AMAZING FEELING

“The feedback has been very positive from everyone,” he told The Gleaner from his office space at Linx. “I’m beginning to think they are putting on a show to make me feel good. There is no way that so many persons can be so pleased about anything.”

“I’m just happy to make this sort of impact on the team generally. I’m honoured to be asked to do something like this again. I will always be thought about in this regard and that’s an amazing feeling,” he shared.

“Its important that they have familiar food and that they are comfortable with what they are eating when they prepare for competitions like this, so that they can perform to their best when it’s time for that,” Thomas added.

That familiar food includes everyone’s favourite – oxtail, then there is always a variety of other Jamaican staples, such as the chicken, fish, pork, stewed peas and curried mutton. Soups, porridges, fried plantain, fried and boiled dumplings, yam, dasheen, steamed cabbage, fruit cakes, sweet potato pudding, cornmeal pudding and, of course, ackee and salt-fish.

“Every day they are there in large numbers, eating large amounts of food,” Thomas laughed. “I’m happy that they are happy with the food. Some have been saying that they have to stop coming to the dining room so often and that I am awful because I am giving them too much food, but my disclaimer is that I am here to do the best possible job I can.”

LONG DAY

That job starts at 4:30 every morning when he starts preparing for breakfast, which is usually ready at 8 a.m. As soon as that is cleared, he immediately prepares lunch, then dinner and must then find time to do some of the work for the next day’s breakfast. This usually takes him beyond midnight. For him, it’s a like a long day every day.

“We are in a hotel-type environment and the kitchen is much smaller than in Birmingham when we were in camp ahead of the London Olympics, for instance, so that is something I have to compensate for. I have to start a lot earlier.
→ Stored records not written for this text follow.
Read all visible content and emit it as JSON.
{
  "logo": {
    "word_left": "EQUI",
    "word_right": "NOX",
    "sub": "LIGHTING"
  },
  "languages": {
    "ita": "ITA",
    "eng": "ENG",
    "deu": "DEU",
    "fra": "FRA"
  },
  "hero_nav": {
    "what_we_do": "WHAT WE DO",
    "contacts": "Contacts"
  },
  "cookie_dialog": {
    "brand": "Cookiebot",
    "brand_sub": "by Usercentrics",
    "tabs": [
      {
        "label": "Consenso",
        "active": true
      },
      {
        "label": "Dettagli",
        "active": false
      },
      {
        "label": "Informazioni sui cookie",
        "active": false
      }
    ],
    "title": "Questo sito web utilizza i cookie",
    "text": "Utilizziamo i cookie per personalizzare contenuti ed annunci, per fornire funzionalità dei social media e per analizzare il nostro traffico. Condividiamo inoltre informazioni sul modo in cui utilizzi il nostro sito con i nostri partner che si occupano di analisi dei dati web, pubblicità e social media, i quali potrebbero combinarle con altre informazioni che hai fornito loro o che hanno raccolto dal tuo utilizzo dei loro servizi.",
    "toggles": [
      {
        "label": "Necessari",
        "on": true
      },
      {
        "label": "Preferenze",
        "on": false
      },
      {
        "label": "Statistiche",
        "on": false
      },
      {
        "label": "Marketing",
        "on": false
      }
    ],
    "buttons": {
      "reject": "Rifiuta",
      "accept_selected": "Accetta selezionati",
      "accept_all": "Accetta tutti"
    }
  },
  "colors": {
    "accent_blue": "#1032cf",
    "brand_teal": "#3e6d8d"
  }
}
We have to do a lot of items ahead of time and put in storage, so it’s a little taxing in terms of timing and so on,” Thomas explained.

“Quite a few persons have little preferences or nuances – whether they are lactose intolerant, or they request special juices, a certain cut of meat – you want to cater to them as best as you can.”

Coach Glen Mills, for instance, doesn’t like his porridge too sweet, so Thomas makes it his duty to separate Mills’ portion before he sweetens the pot.

He ensures there is a wide spread and the necessary options to ensure the athletes are enriched with the right nutrients ahead of their competition.

It’s the sort of attention they will not get when they move into the Athletes’ Village in a few days.

Thomas is not allowed to join them there, but he will hang around Rio to cater at a special Independence Day event that is being organised.

He is also hoping to take up the hotel staff’s offer to take him to see the city’s sights before he heads back to Jamaica on August 7 and although he will miss the mouths he has been feeding for the past week or so, he is already thinking about what he will do for them on their last day here.

“I will wave them ‘bye bye’ and then go to my room to finally get some sleep,” he laughed. “Maybe I will give them some fried chicken – they will love that. Definitely some oxtail, rice and peas is a must for them – yea, that will be their send-off dish.”

There’s hardly anything more Jamaican than that.

Still, the experience has again left an indelible mark on Thomas, as it clearly has on the stomachs of the country’s track stars – if their social media posts are anything to go by.

“It really feels good when you have spoken to that person, you share moments with them and you see them on the track representing their country, so that really feels good. This is an honour for me.”